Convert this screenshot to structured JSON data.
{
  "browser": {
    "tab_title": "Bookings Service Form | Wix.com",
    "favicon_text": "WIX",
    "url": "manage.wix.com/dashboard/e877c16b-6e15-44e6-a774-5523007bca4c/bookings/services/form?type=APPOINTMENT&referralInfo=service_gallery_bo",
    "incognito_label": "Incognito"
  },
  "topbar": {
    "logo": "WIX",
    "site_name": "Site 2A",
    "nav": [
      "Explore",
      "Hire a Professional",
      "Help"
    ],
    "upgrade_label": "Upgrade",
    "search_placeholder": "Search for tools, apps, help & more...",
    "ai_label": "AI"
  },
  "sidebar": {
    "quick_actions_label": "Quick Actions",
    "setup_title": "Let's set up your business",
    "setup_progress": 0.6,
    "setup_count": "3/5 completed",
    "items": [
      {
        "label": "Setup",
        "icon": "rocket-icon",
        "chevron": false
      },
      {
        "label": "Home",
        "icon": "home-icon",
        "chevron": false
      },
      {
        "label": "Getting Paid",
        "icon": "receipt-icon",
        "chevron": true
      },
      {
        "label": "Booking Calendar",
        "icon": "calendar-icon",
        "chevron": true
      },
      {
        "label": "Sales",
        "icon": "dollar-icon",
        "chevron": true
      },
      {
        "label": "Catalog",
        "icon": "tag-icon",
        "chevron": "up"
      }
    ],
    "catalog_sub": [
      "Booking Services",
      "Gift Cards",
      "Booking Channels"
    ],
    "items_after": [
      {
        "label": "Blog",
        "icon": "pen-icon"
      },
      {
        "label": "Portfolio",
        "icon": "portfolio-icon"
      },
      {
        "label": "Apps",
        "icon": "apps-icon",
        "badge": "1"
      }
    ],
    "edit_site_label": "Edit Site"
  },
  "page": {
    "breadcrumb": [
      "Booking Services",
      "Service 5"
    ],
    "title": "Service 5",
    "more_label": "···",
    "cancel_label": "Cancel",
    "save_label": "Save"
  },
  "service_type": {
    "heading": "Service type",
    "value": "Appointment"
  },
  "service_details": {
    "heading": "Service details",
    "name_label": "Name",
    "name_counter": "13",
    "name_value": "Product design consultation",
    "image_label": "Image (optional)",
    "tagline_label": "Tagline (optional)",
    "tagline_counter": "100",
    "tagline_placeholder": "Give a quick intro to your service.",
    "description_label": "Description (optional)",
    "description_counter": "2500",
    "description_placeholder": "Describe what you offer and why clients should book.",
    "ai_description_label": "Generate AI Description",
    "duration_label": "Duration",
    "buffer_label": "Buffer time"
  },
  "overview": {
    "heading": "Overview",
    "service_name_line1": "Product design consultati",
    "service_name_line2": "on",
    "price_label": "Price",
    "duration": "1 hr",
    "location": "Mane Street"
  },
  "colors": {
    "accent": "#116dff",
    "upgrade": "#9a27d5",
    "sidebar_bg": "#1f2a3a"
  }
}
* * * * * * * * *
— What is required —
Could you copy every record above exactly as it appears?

— Output for this exercise —
Convert this screenshot to structured JSON data.
{
  "browser": {
    "tab_title": "Bookings Service Form | Wix.com",
    "favicon_text": "WIX",
    "url": "manage.wix.com/dashboard/e877c16b-6e15-44e6-a774-5523007bca4c/bookings/services/form?type=APPOINTMENT&referralInfo=service_gallery_bo",
    "incognito_label": "Incognito"
  },
  "topbar": {
    "logo": "WIX",
    "site_name": "Site 2A",
    "nav": [
      "Explore",
      "Hire a Professional",
      "Help"
    ],
    "upgrade_label": "Upgrade",
    "search_placeholder": "Search for tools, apps, help & more...",
    "ai_label": "AI"
  },
  "sidebar": {
    "quick_actions_label": "Quick Actions",
    "setup_title": "Let's set up your business",
    "setup_progress": 0.6,
    "setup_count": "3/5 completed",
    "items": [
      {
        "label": "Setup",
        "icon": "rocket-icon",
        "chevron": false
      },
      {
        "label": "Home",
        "icon": "home-icon",
        "chevron": false
      },
      {
        "label": "Getting Paid",
        "icon": "receipt-icon",
        "chevron": true
      },
      {
        "label": "Booking Calendar",
        "icon": "calendar-icon",
        "chevron": true
      },
      {
        "label": "Sales",
        "icon": "dollar-icon",
        "chevron": true
      },
      {
        "label": "Catalog",
        "icon": "tag-icon",
        "chevron": "up"
      }
    ],
    "catalog_sub": [
      "Booking Services",
      "Gift Cards",
      "Booking Channels"
    ],
    "items_after": [
      {
        "label": "Blog",
        "icon": "pen-icon"
      },
      {
        "label": "Portfolio",
        "icon": "portfolio-icon"
      },
      {
        "label": "Apps",
        "icon": "apps-icon",
        "badge": "1"
      }
    ],
    "edit_site_label": "Edit Site"
  },
  "page": {
    "breadcrumb": [
      "Booking Services",
      "Service 5"
    ],
    "title": "Service 5",
    "more_label": "···",
    "cancel_label": "Cancel",
    "save_label": "Save"
  },
  "service_type": {
    "heading": "Service type",
    "value": "Appointment"
  },
  "service_details": {
    "heading": "Service details",
    "name_label": "Name",
    "name_counter": "13",
    "name_value": "Product design consultation",
    "image_label": "Image (optional)",
    "tagline_label": "Tagline (optional)",
    "tagline_counter": "100",
    "tagline_placeholder": "Give a quick intro to your service.",
    "description_label": "Description (optional)",
    "description_counter": "2500",
    "description_placeholder": "Describe what you offer and why clients should book.",
    "ai_description_label": "Generate AI Description",
    "duration_label": "Duration",
    "buffer_label": "Buffer time"
  },
  "overview": {
    "heading": "Overview",
    "service_name_line1": "Product design consultati",
    "service_name_line2": "on",
    "price_label": "Price",
    "duration": "1 hr",
    "location": "Mane Street"
  },
  "colors": {
    "accent": "#116dff",
    "upgrade": "#9a27d5",
    "sidebar_bg": "#1f2a3a"
  }
}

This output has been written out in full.